Now add back the air.  Temperature differences of a few °C are not enough to initiate convective flow so any transfer of heat to the room air will by conduction.  As I said in my foirst comment, this is relatively modest. 

 

This agrees with our experience.  In our house, downstairs (where the UFH is) is always warmer than upstairs, despite us having double-height areas and a massive space for the stairs (which themselves are open tread). 

Link to comment
1 hour ago, SteamyTea said:

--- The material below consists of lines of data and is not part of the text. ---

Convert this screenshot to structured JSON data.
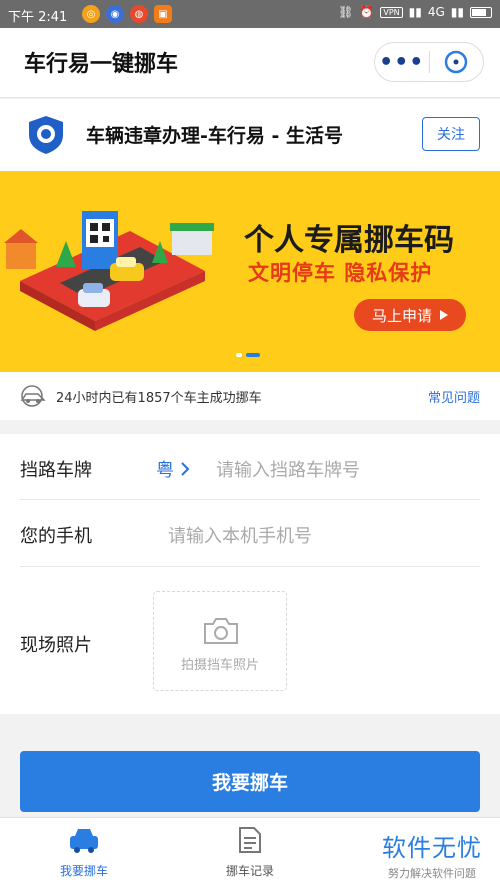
{
  "status_bar": {
    "time": "下午 2:41",
    "network": "4G",
    "vpn": "VPN"
  },
  "header": {
    "title": "车行易一键挪车"
  },
  "account": {
    "name": "车辆违章办理-车行易 - 生活号",
    "follow_label": "关注"
  },
  "banner": {
    "headline": "个人专属挪车码",
    "subline": "文明停车  隐私保护",
    "apply_label": "马上申请",
    "slide_count": 2,
    "active_slide": 2
  },
  "info": {
    "stat_text": "24小时内已有1857个车主成功挪车",
    "faq_label": "常见问题"
  },
  "form": {
    "plate_label": "挡路车牌",
    "province": "粤",
    "plate_placeholder": "请输入挡路车牌号",
    "phone_label": "您的手机",
    "phone_placeholder": "请输入本机手机号",
    "photo_label": "现场照片",
    "photo_hint": "拍摄挡车照片"
  },
  "submit_label": "我要挪车",
  "tabs": [
    {
      "label": "我要挪车",
      "icon": "car-icon",
      "active": true
    },
    {
      "label": "挪车记录",
      "icon": "document-icon",
      "active": false
    }
  ],
  "watermark": {
    "title": "软件无忧",
    "subtitle": "努力解决软件问题"
  },
  "colors": {
    "primary": "#2a7de1",
    "banner_bg": "#ffcc1a",
    "accent_red": "#e8491f"
  }
}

I think that the real problem is that any radiative affect is swamped by convection and conductance and very hard to measure in a meaningful way.

 

Nick, the SB equation is physics.  OK, you need to plug in the numbers and factors for surface reflectivity, roughness, etc, but we had a natural slate floor which will give as close to the theoretical figure of 5.7 W/m²K as you can get by plugging these in.  The 7 W/m²K overall figure for output of a surface with no convection is quoted in multiple sources including BRE, so the difference, which amounts to 22%, is the conductive element.  I would therefore challenge this statement and suggest that the opposite is the true: radiation swamps conduction -- at least in this scenario.  However there are scenarios where this dominance can flip, as in the case of sunlight falling onto a floor which I mentioned earlier, where we can easily get an area of a few m² which is tens of degrees hotter than the room air and this will set up a strong convective transfer of heat into the room.

 

Still give me another year and I will have hard data by instrumenting my house which will confirm this or refute it.  Jeff's comment supports my analysis, I think. :) 

Link to comment
Quote

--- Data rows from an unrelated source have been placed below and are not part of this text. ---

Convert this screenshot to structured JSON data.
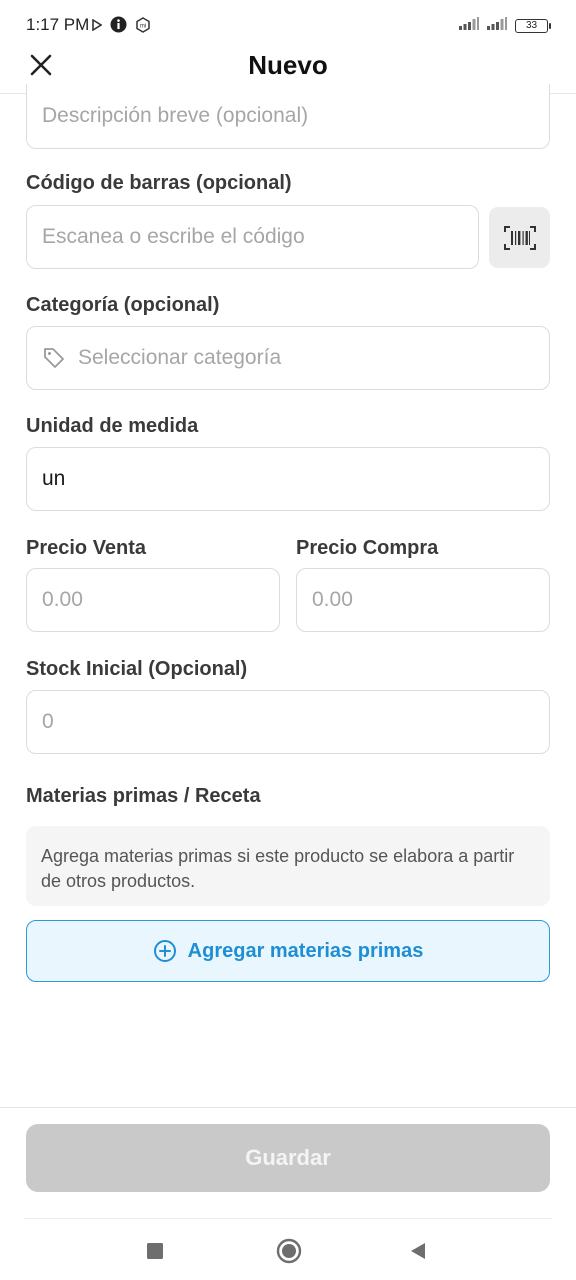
{
  "status_bar": {
    "time": "1:17 PM",
    "battery": "33",
    "icons": [
      "play-indicator-icon",
      "info-icon",
      "mi-icon",
      "signal-icon",
      "signal-icon",
      "battery-icon"
    ]
  },
  "header": {
    "title": "Nuevo",
    "close_icon": "close-icon"
  },
  "form": {
    "description": {
      "placeholder": "Descripción breve (opcional)"
    },
    "barcode": {
      "label": "Código de barras (opcional)",
      "placeholder": "Escanea o escribe el código",
      "scan_icon": "barcode-scan-icon"
    },
    "category": {
      "label": "Categoría (opcional)",
      "placeholder": "Seleccionar categoría",
      "icon": "tag-icon"
    },
    "unit": {
      "label": "Unidad de medida",
      "value": "un"
    },
    "sale_price": {
      "label": "Precio Venta",
      "placeholder": "0.00"
    },
    "purchase_price": {
      "label": "Precio Compra",
      "placeholder": "0.00"
    },
    "initial_stock": {
      "label": "Stock Inicial (Opcional)",
      "placeholder": "0"
    },
    "raw_materials": {
      "label": "Materias primas / Receta",
      "info": "Agrega materias primas si este producto se elabora a partir de otros productos.",
      "add_button": "Agregar materias primas",
      "add_icon": "plus-circle-icon"
    }
  },
  "footer": {
    "save_button": "Guardar"
  },
  "colors": {
    "accent": "#1f8fd4",
    "accent_bg": "#eaf6fd",
    "disabled_button": "#c9c9c9",
    "border": "#dcdcdc",
    "placeholder": "#a6a6a6"
  },
  "nav_bar": {
    "buttons": [
      "recent-apps-icon",
      "home-icon",
      "back-icon"
    ]
  }
}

However in internal spaces, where there are no major drafts or temperature induced convection differences, this conduction makes a relatively small, say 30%, contribution, and radiation is the dominant component.

 

Are you referring to houses with a given air permeability level there, or including all houses? I thought part of Ph was that the elimination of air movement was important for comfort... so while the above quote may be true for your house, are we talking all houses?

 

 

Link to comment

@gravelid, I have a passive design house that has been pressure tested and certified to 0.6 ACH equivalent, and to be honest my statements are coloured by that.  With this type of house, if you look at the temperature profile through the external walls (see my modelling Modelling Thermal Lag post), then the walls are within ½°C of the room ambient.  So the room, the slab, the walls are all within a few degree of each other and there are no material drafts other than the MVHR. 

 

In a more conventional house built with minimum compliance to the 2013 BRegs then heat losses though the walls might 5-10× greater, permeability maybe 20-50× greater, etc. and lots of temperature gradients.  Here you ware going to have a lot more air circulation and convection and in this case I would agree with SteamyTea's comment that convection, etc. will be dominant. 

Link to comment

That's all fine. I think I didn't parse your sentence correctly. I think I read it without that first comma, thinking you meant *all* internal spaces have no drafts to the extent that would affect the conduction:radiation ratio.

Link to comment

Create an account or sign in to comment

You need to be a member in order to leave a comment

Create an account

Sign up for a new account in our community. It's easy!

Register a new account

Sign in

Already have an account? Sign in here.

Sign In Now
×
×
  • Create New...